on 30 May 2008
I bought Richard's Bicycle Book new in 1983 while I was still at school. It was my bible back then when I rode out of necessity. Now I ride for pleasure and, having managed to get hold of a good secondhand copy, it's my bible once more. Now, things have moved on somewhat since 1983, such as the introduction of mountain bikes and hybrids, but there's still a lot here of relevance and interest. My particular favourite section (and the one I re-read as soon as I got this copy) was on how to 'deal' with a dog that's attacking you. Not for the squeamish, that bit, as Richard's view is that you're fighting for your life. Hmm. Not quite sure why I'm fascinated by that bit *shrugs*. I love dogs, really, I do.

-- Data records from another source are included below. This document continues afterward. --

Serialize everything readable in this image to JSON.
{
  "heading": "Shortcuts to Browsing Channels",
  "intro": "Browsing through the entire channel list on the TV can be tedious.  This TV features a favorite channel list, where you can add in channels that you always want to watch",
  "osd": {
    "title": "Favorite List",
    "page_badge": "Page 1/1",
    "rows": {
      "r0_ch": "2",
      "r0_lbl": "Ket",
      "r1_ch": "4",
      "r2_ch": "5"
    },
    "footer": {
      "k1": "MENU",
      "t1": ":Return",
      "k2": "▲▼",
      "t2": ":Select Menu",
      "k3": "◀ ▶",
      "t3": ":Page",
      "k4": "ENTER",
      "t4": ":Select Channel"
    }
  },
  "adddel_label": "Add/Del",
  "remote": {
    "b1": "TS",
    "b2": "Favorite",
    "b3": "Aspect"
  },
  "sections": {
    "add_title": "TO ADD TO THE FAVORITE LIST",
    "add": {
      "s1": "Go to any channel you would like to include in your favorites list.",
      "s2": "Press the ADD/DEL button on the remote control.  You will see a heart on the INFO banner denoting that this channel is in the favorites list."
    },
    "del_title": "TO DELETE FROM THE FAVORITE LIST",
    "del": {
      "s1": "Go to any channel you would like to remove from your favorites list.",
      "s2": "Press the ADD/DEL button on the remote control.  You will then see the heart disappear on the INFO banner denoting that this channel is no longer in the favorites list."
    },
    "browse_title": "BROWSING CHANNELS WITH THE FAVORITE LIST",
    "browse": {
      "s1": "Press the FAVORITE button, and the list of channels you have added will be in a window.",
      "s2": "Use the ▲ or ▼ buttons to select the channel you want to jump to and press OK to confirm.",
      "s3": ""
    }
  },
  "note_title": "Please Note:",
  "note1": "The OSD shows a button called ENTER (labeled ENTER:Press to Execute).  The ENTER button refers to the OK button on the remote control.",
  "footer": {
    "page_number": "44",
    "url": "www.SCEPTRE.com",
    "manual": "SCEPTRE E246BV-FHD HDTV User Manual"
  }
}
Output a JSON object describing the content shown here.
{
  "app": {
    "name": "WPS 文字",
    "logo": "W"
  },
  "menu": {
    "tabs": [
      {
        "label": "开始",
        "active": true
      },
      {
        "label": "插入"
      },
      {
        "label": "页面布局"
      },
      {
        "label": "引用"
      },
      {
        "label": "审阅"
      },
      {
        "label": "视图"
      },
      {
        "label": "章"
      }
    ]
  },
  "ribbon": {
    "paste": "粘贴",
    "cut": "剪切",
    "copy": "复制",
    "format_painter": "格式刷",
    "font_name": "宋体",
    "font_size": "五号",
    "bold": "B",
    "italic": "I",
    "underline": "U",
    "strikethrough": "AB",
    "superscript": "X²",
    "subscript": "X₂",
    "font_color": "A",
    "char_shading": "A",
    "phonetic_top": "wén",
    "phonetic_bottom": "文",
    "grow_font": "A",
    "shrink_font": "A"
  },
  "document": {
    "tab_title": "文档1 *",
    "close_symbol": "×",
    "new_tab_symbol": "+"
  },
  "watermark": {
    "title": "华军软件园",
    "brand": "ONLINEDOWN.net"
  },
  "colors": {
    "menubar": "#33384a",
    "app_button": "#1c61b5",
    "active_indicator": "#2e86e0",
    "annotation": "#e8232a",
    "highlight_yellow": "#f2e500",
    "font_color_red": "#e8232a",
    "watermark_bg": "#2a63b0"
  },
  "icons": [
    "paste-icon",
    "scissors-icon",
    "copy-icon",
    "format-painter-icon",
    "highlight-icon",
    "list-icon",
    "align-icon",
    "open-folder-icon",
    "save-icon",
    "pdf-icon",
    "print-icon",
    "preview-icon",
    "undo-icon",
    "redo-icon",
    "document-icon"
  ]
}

A few years ago, I bought Richard's NEW Bicycle Book, expecting it to be even better than the original, but was disappointed. This book is a good read, as well as a useful reference, and is still the one to have.
on 25 August 2011
Bought the (then new) book. Read and re-read it and loved it. Bought a tourer.
So much of the book is good stuff. Knowledge and experience without being high-handed/bike snob shines through.
There is serious in-depth techy stuff way beyond my knowledge and need, yet simple obvious stuff like Kick-Stands being a waste of time.
Bit of a time-capsule too, this just pre-dates the advent of Mountain Bikes, and I believe there is mention of 'Sustrans' just before it started. Raleigh Industries was the World's Biggest Bike maker, then.
Good holiday read.
Hardtail Mtb is all I need, but the book has me hankering after the lightness and lessness of a good steel tourer.
on 21 April 2009
... with S Morgan. I got my copy in 1983-ish, when I was commuting to work on a bike every day. My first name is Richard, and it was bought for me as a witty Christmas present. The first part is an exploration of the bicycle as a mode of transport, a fitness aid, a lifestyle accessory, even a political statement. But RB never gets holier-than-thou about it - he just loves bikes, and it shows in every word he writes. He also includes a guide to buying the right bike for you, which is the most sensible thing I have ever read on the subject. Amusingly, he describes in detail the birth of the mountain biking movement in the US, and predicts that the little-known mountain bike will comprise over 50% of all bikes sales in the future. Little did he know! The second part is a maintenance manual, which covers all the things you are ever likely to want to know about, full of common sense and practical advice. Like the other reviewer, I bought the updated version but found it a little disappointing. This editon, dated though it is, is a real classic and repays reading again and again. I doubt if I will ever get rid of my copy. Just having it around makes me feel good.
on 8 August 2013
Was given a copy back in the early 80's, first edition I suppose if the other reviews are correct.
What I read in here has saved my life a couple of times - once on a bike - "don't brake if hit from behind" simple, obvious but not instinctive.
"Always have an escape route" - make it a habit. Seriously.
It covers all the bike technology back then and techniques too, stuff like gears and brakes, how to cope with dog attacks. I'm sure I remember his worst moment was being pursued by a "large and determined goose".
It's not at all pompous or elitist, it's a down to earth read and a bloody useful thing.